In these last few months, as our nation and our commonwealth have experienced one crisis after another, you start to realize that we all respond to crises differently. And even as a collective group of people who are going through a shared event, our experiences are not the same.
For some cultural groups, a crisis or a trauma may unfold in an entirely different way because of language barriers, legalities and overall access to support resources. This is where Latinos in Virginia Empowerment Center comes in.
Also known as the LIVE Center, this organization is a nonprofit service agency that serves Spanish-speaking victims of violence, injustice and trauma in Virginia. It is the only agency in the commonwealth that can guarantee that services are delivered by bilingual and bicultural advocates.
Filling a void in the community
LIVE Center’s roots were established in 2008, when it was a grassroots organization helping Latinos better adapt to the broader community. For years, volunteers in the organization would work with Latino families, serving as translators and interpreters to help families access the most basic services needed for survival.
According to its website, as the organization began serving more families, they discovered a large portion of the people it served, 94%, were in distress because of a crime committed against them (and almost 90% of those crimes were never reported due to fear of not receiving help because of immigration status or language barriers). After realizing this connection, the organization homed in on the mission and in 2018 it was incorporated as a 501(c)3.
Today, LIVE Center helps any Spanish-speaking victim who has experienced trauma to access the resources they need without fear of refusal of care or language challenges.
“Our mission is to help Spanish-speaking victims in Virginia be happy, healthy and self-sufficient,” said Gabriela Telepman, support services coordinator at LIVE Center. “Any victim who has experienced trauma, often sexual or domestic, human trafficking, abuse, harassment, neglect, hate crimes – our advocates are equipped to serve them.”
LIVE Center just launched a 24/7 hotline to help victims any time of day, in addition to its regular services – like triaging Spanish-speakers to the appropriate contacts at various agencies, connecting them to support groups and providing counseling, case management and accompaniment services.
But for an organization that relies on personal connection, interaction and support, what happens when a global pandemic hits?
When Virginia’s shutdowns first were in place in March 2020, the phones were ringing more at LIVE Center – not because of victims facing violence, but Latinos struggling with basic needs.
“The Latino population was disproportionately affected by COVID-19,” said Telepman. “We created a financial assistance program; we partnered with Diversity Richmond on a food drive to feed Hispanic Families; and our current victims and survivors support groups moved to Zoom.”
And like many other nonprofits in our area, development efforts also took a hit.

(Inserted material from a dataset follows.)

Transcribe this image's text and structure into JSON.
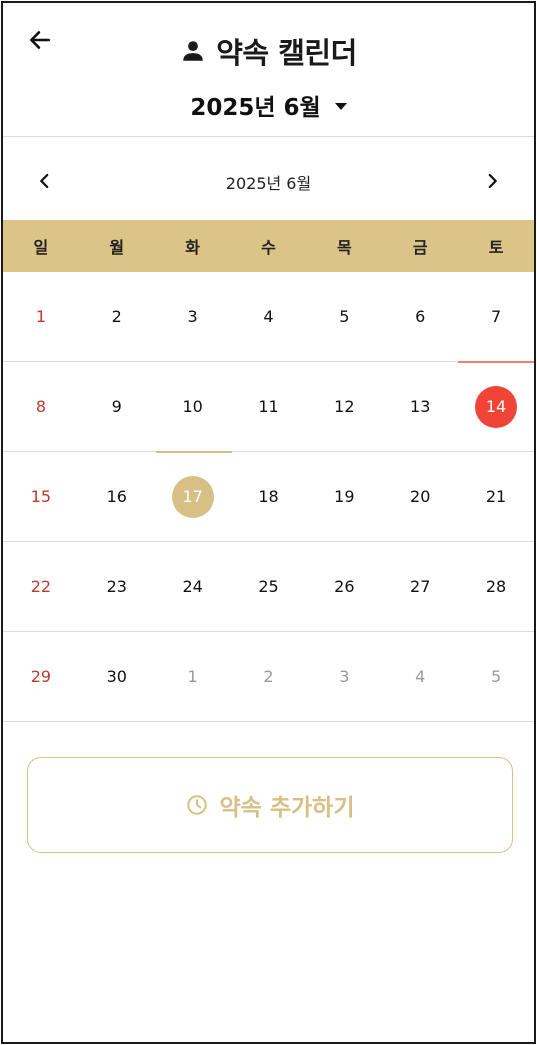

“We had a lot of plans this year , to do events and have fundraisers – we couldn’t do it. We’ve been relying on a lot of the individuals who have donated to us,” said LIVE Center’s CEO, Elvira De La Cruz.
De La Cruz noted that some of the grants the organization had access to were reimbursable, making it a challenge to raise enough in other dollars to support the center’s mission.
Fostering a cultural connection
One of the largest differentiators of LIVE Center’s advocates is that they are bilingual and bicultural. The advocates who help run the center’s services, like its crisis hotline, understand not only the actual words a person is saying, but can draw from actual cultural experiences to help an individual navigate unfamiliar bureaucracies.
“Our programs have been designed from Latinos saying, ‘This is what I need,’ ‘When I went through that, this was helpful,’” said De La Cruz. “This isn’t a project for what we think Latinos need. We have different levels of culturalization. Gabriela is more culturally aligned to the American community, while I came here when I was 28, and I’ve lived here and navigated the system.”
A shared experience and a shared understanding are paramount to trust building, and when the center’s volunteers and advocates are tapped by other community partners to help facilitate an event that is geared towards Spanish-speakers, conversations unfold, invisible barriers are shed and true community building takes place.
“Once you start talking to people, I’m impressed at how much they open up right away if you just share information,” said Mónica Jiménez Sablich, outreach and volunteer coordinator at LIVE Center. “People can tell that we’ve experienced the process they’ve gone through. We’ve navigated the system; we’ve assimilated.”
De La Cruz and her team have thrown out the book when it comes to standard curriculum and talking to victims or survivors, because the regular system is not geared towards Latinos.
“When you implement things that are culturally specific, they open up in the first or second session, and you’re working on the healing process. They’re more comfortable,” said De La Cruz. “I haven’t found any evidence-based curriculum that fits that, but what we’re doing is making in impact in our community.”
The cultural component of LIVE Center is the lynchpin to its operations – right down to its communications. The organization doesn’t go to a Latino festival, just because of the subject matter. It goes to the Latino grocery store around the corner because that’s where the community congregates. It hosts a knitting circle because that’s a culturally appropriate activity which encourages conversations during victim and survivor support groups.
“That makes us special. We can really provide an effective outreach because we know. We are part of that community,” said De La Cruz.